Glaucoma Surgery

About Glaucoma Surgery

Glaucoma is the second most common cause of irreversible blindness in the United States, after age-related macular degeneration. While visual loss from glaucoma cannot be reversed, adequate control of intraocular pressure (IOP) can halt or slow the progressive loss of vision.

Medications such as eye drops can help patients avoid the need for laser treatment or surgery, but these entail long-term cost and some potential for local and systemic side effects. Laser treatment for glaucoma is generally quick, safe, and convenient, but in many patients it has only a relatively small effect in reducing IOP and the effect may wear off over time. For some patients, surgery to control IOP, and prevent glaucoma progression, is the best option.
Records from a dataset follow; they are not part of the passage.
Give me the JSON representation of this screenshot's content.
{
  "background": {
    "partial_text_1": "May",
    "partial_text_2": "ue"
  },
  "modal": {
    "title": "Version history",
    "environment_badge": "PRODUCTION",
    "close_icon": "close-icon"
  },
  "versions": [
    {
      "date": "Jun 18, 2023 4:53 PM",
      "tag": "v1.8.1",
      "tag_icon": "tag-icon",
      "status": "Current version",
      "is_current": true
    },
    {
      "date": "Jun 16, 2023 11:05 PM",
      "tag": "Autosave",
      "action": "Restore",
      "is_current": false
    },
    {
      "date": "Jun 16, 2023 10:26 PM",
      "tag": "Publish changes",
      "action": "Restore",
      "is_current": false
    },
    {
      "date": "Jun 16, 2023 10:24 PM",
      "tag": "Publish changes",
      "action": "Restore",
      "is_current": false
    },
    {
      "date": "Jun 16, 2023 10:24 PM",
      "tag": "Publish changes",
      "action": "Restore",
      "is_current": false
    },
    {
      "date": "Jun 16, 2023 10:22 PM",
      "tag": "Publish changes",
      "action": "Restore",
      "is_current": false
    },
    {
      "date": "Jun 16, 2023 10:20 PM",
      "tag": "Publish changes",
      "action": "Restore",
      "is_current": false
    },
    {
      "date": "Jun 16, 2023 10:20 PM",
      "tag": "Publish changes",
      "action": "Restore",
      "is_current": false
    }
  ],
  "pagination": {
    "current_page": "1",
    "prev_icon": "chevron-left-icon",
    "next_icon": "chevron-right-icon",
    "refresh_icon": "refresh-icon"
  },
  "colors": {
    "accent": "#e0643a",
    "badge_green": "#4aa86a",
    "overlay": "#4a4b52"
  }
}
Glaucoma implants, trabeculectomies, iStent® trabecular micro-bypass, and cyclophotocoagulation are the mainstays of glaucoma surgery at Cole Eye Institute. In addition, newer procedures being performed are goniotomy and gonioscopy-assisted transluminal trabeculectomy (GATT). This year the Institute added hydrus and xen to the armamentarium.

Volume of All Glaucoma Surgeries

2015 - 2019

GATT = gonioscopy-assisted transluminal trabeculectomy

During 2019, the trend for fewer trabeculectomies continued. Cyclophotocoagulation continued to increase over 2018. New for 2019 is the number of Hydrus stents placed (88) and Xen gel stents (28). Results will be tracked going forward to assess trends in newer procedures or minimally invasive glaucoma surgery (MIGS).

Volume of Trabeculectomy and Glaucoma Implant Surgeries

2015 – 2019

In 2019, twice as many glaucoma implant procedures (152) were done as trabeculectomies (79), an increasing trend since 2016.

Volume of Conventional Surgery vs. MIGS

2015 - 2019

The number of procedures utilizing minimally invasive glaucoma surgery (MIGS) has increased yearly since 2015. In 2019, more than twice as many procedures were done with MIGS (484 of 715 or 68%) as were done with conventional surgery (231 of 715 or 32%).

MIGS Volume

2015 – 2019

CPC = cyclophotocoagulation, GATT = gonioscopy-assisted transluminal trabeculectomy